By Dr. Indrajit Choudhuri, Cardiac Electrophysiologist, Froedtert South Medical Group
The patient had always been very conscious of her health. She exercised; she was a healthy eater. Then she got a big surprise: she learned that she had been infected with Lyme Disease for the past three years. She didn’t have the classic bullseye rash or symptoms until she suddenly became quite ill.
One of my specialist colleagues at Froedtert South helped her recover from the Lyme Disease, but then her heart started beating irregularly. She was diagnosed with atrial fibrillation, commonly known a-fib. That’s when I met her.
A common cause
A-fib is the most common heart rhythm irregularity, affecting an estimated 2.7 million Americans. It causes the heart to race at up to 120 to 240 beats per minute – many times more than a normal rhythm of 60 to 100 beats per minute.
Picture a still pond. If you drop one drop of water after another into the pond, ripples will emerge outward from that spot. That’s like a normal heart rhythm. A-fib is like it started pouring rain. The ripples and waves go everywhere, colliding and creating chaos in your heart.
That makes people feel very ill and frightened. They’re tired, and can’t do what they want to do because they’re out of breath. They get dizzy and may even pass out. Patients can feel their heart racing and beating irregularly, and that’s extremely unnerving. They think they’re having a heart attack the first time they experience this. People feel just terrible. It often limits what patients can do to practically nothing.
And a-fib can also lead to other more serious health problems. The risk of having a stroke is five times higher. A-fib can also cause a heart attack, or congestive heart failure.
Calming the chaos
The standard treatment for a-fib is cardiac ablation – a procedure that blocks the electric signals originating in the blood vessels to the lungs that enter the heart and cause it to beat erratically. Here at Froedtert Pleasant Prairie Hospital, we perform ablations using a leading edge, non-invasive procedure called pulmonary vein isolation, or PVI.
A catheter is inserted into a vein in the patient’s groin. A camera and a balloon with a tiny laser are inserted through the catheter. I can look right at the areas where the pulmonary veins connect with the heart. I make sure the balloon is positioned correctly, then activate the device. In about two minutes I’ve isolated the whole vein, blocked the errant electrical signals, and halted the a-fib.
That’s a big advance. We’ve gone from many hours of making lesions, one at a time, to positioning a balloon with an automated laser to travel around the pulmonary vein and achieve what we want quickly and accurately in minutes.
Patients are benefitting from these shorter procedure times. They have excellent outcomes. After I performed the PVI procedure on my Lyme Disease patient, her blood pressure and heart rate went back to normal immediately. She went home the next day, and quickly returned to exercising and gardening without feeling so tired and out of breath.

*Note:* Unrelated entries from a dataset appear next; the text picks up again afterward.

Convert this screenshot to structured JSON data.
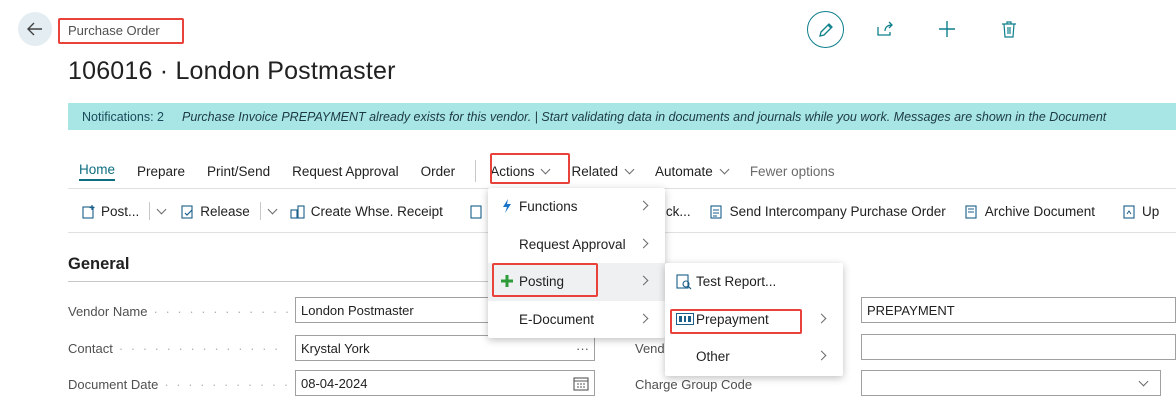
{
  "header": {
    "breadcrumb": "Purchase Order",
    "title": "106016 · London Postmaster",
    "actions": [
      "edit-icon",
      "share-icon",
      "add-icon",
      "delete-icon"
    ]
  },
  "notification": {
    "count_label": "Notifications: 2",
    "message": "Purchase Invoice PREPAYMENT already exists for this vendor. |  Start validating data in documents and journals while you work. Messages are shown in the Document"
  },
  "action_bar": {
    "home": "Home",
    "prepare": "Prepare",
    "print_send": "Print/Send",
    "request_approval": "Request Approval",
    "order": "Order",
    "actions": "Actions",
    "related": "Related",
    "automate": "Automate",
    "fewer_options": "Fewer options"
  },
  "command_bar": {
    "post": "Post...",
    "release": "Release",
    "create_whse_receipt": "Create Whse. Receipt",
    "partial_ck": "ck...",
    "send_intercompany": "Send Intercompany Purchase Order",
    "archive_document": "Archive Document",
    "partial_up": "Up"
  },
  "actions_menu": {
    "items": [
      "Functions",
      "Request Approval",
      "Posting",
      "E-Document"
    ]
  },
  "posting_menu": {
    "items": [
      "Test Report...",
      "Prepayment",
      "Other"
    ]
  },
  "general": {
    "section_title": "General",
    "vendor_name_label": "Vendor Name",
    "vendor_name_value": "London Postmaster",
    "contact_label": "Contact",
    "contact_value": "Krystal York",
    "contact_more": "···",
    "document_date_label": "Document Date",
    "document_date_value": "08-04-2024",
    "right_field_1_value": "PREPAYMENT",
    "right_label_2": "Vend",
    "charge_group_label": "Charge Group Code",
    "dots": "· · · · · · · · · · · · · ·"
  },
  "colors": {
    "accent": "#0e7f8c",
    "notification_bg": "#a8e6e6",
    "highlight_box": "#e8423a",
    "posting_green": "#2e9b3a",
    "functions_blue": "#1a73c8"
  }
}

It’s also a very safe procedure for patients because they avoid being exposed to radiation or having to be under general anesthesia for an extended period of time. There are still some risks that cannot be completely eliminated, but I have the entire resources of the hospital system at my disposal if a complication arises.
Lower risk of stroke with higher quality of life
With a-fib, there are two main issues that we have to deal with: One is the faulty heart rhythm itself, which we address with medicines or ablation.
The other is the risk of stroke. To lower that risk, we put patients on blood thinners, often for the rest of their lives. With more and more people developing a-fib in their fifties and sixties – and then living into their seventies, eighties, and even nineties – some patients could be on blood thinners for ten, twenty, or even thirty years, required to have their blood tested every two to four weeks for decades.
Also, if a patient taking blood thinners nicks themself shaving, they may bleed excessively. If they accidentally bump into something, they may bruise an entire arm or leg. Blood thinners can even cause severe bleeding in the brain or gastrointestinal tract, requiring hospitalization, emergency surgery, and blood transfusions. All this can dramatically reduce an a-fib patient’s quality of life. That’s why we are all very excited about the new Watchman Program that we’re starting this summer.
With the Watchman procedure, we use a catheter to place a small inflatable disc into what’s called the left atrial appendage of an a-fib patient’s heart – an area of their heart where a-fib can cause blood clots to form. The disc prevents blood clots from forming – eliminating the danger that they could travel to the brain and cause a stroke. The procedure typically takes only an hour or less to perform, but it has a big impact on a-fib patients, by giving us a way to lower their risk of stroke without requiring them to take blood thinners for the rest of their lives.
Breakthrough care close to home
Here at Froedtert South, we have the fastest growing complex ablation program in southeast Wisconsin, with the most advanced imaging, mapping, and electrophysiology navigation systems available. Our staff is absolutely incredible. They love being part of a team that’s really helping people.
It’s an extraordinarily rewarding experience to be able to use these leading-edge technologies and our expertise to provide the absolute highest level of cardiac electrophysiology care to patients. We are here, close to home, ready to give the people of this community what we believe they deserve: the very best in breakthrough cardiac care.